What is WD My Cloud Home NAS?
My Cloud Home is a network-attached personal storage solution from Western Digital. It serves as a central location for saving and backing up digital content from the user’s mobile devices, Windows or Mac computers, that can be accessed remotely through Internet connection using a web browser or a special application.
Launched in 2017, it was meant to be an addition to the company’s famous WD My Cloud line. However, as an entry-level device, it does not have the same advanced file sharing and networking functionality as compared to the majority of fully fledged NAS units from Western Digital or any other popular brand. At the same time, it is very compact in size, straightforward to set up and is perfectly suitable for users who are just getting started with networked storage. It is also sometimes described as a hybrid between an external hard drive and an actual NAS.
My Cloud Home is available in both single-drive and dual-drive configurations, with various capacities up to 8 or 20 TB respectively. The two-bay variant, My Cloud Home Duo, provides a second drive to which the data can be mirrored automatically using the traditional RAID 1 scheme. Thus, if one of the drives fails, a copy of the data will be still present on the other.
All appliances come pre-installed with the WD’s proprietary operating system, which initially ran on the basis of Android but was eventually migrated to the Linux platform. The storage is partitioned based on GPT, and most partitions are formatted with the Linux ext4 file system.
What is peculiar about a WD My Cloud Home volume?
The simple nature of the device doesn’t exclude its underlying technical complexity. A deeper look at its insides shows that My Cloud Home has a non-standard approach to organizing data. The files in it are stored with automatically generated names and directory structure, which makes it quite difficult to read from the drives removed from the original My Cloud Home unit.

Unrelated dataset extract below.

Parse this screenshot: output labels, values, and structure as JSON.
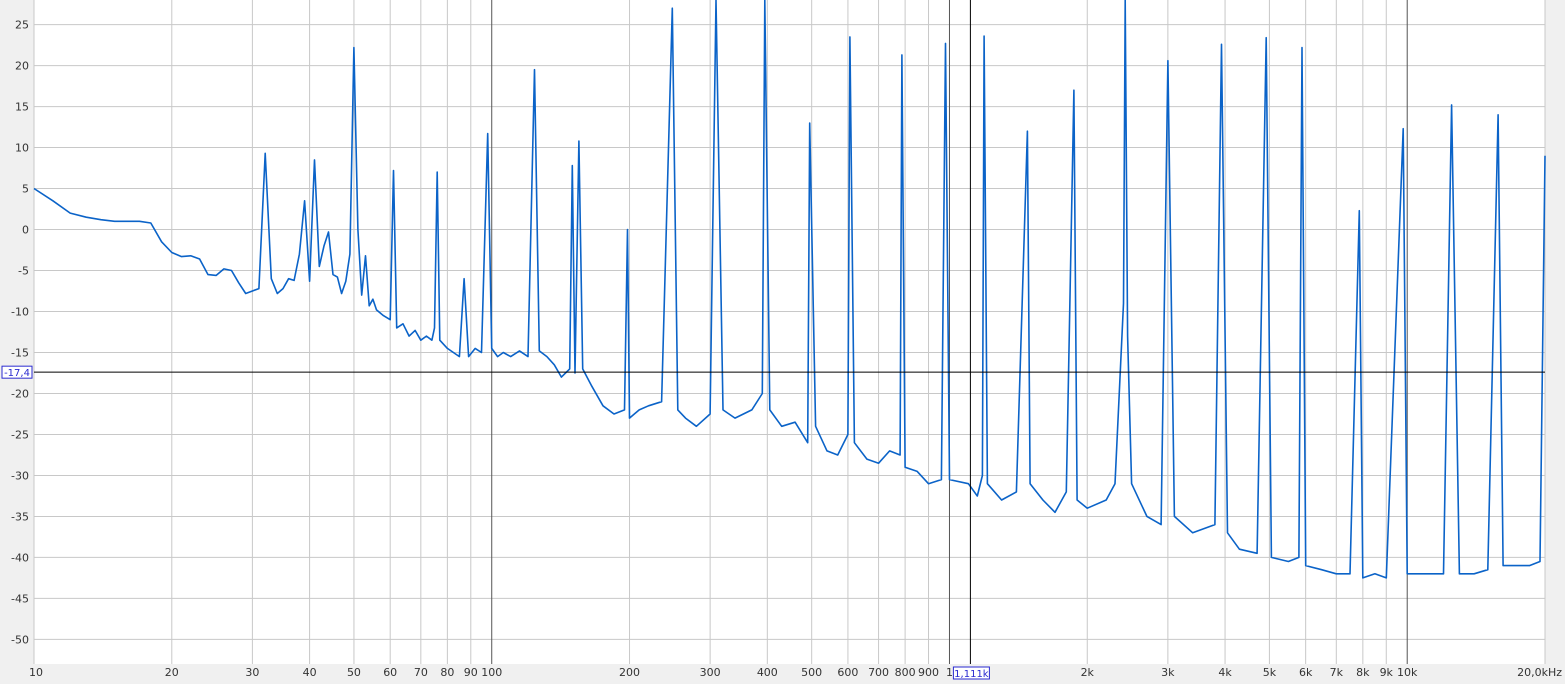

As a rule, the internal drive of My Cloud Home comprises a big number of partitions (24+). Most of them perform service functions, whereas the largest one is particularly interesting, as it contains all the user’s data. Though it makes use of the Linux's native ext4 file system, in this case, its content may not look as familiar as expected.
The files in it are typically located in the "root/restsdk/data/files/" directory. The latter consists of multiple subdirectories arranged in an alphabetic order (from 0 to 9 and from A to Z). The files in them have random technical identifiers rather than human-readable names. The key to all of the above is a special SQLite database which is used to determine logical file paths.
The database itself is stored as the "index.db" file in the "root/restsdk/data/db" directory. The "FILES" table in it records all the information about the data on the disk. This table includes a unique ID for each file in the file system, its technical name (ContentID), as well as the real name defined by the user. Moreover, each file has a "ParentID" attribute which locates it in a directory structure.
The aforementioned SQLite database is essential to determine the original names, extensions and directories for all the user’s files. If it gets lost or corrupted, it becomes impossible to map them
to the normal layout obtained via the standard WD My Cloud Home app or web browser.
The described technology is supported for data recovery and access by the following software products: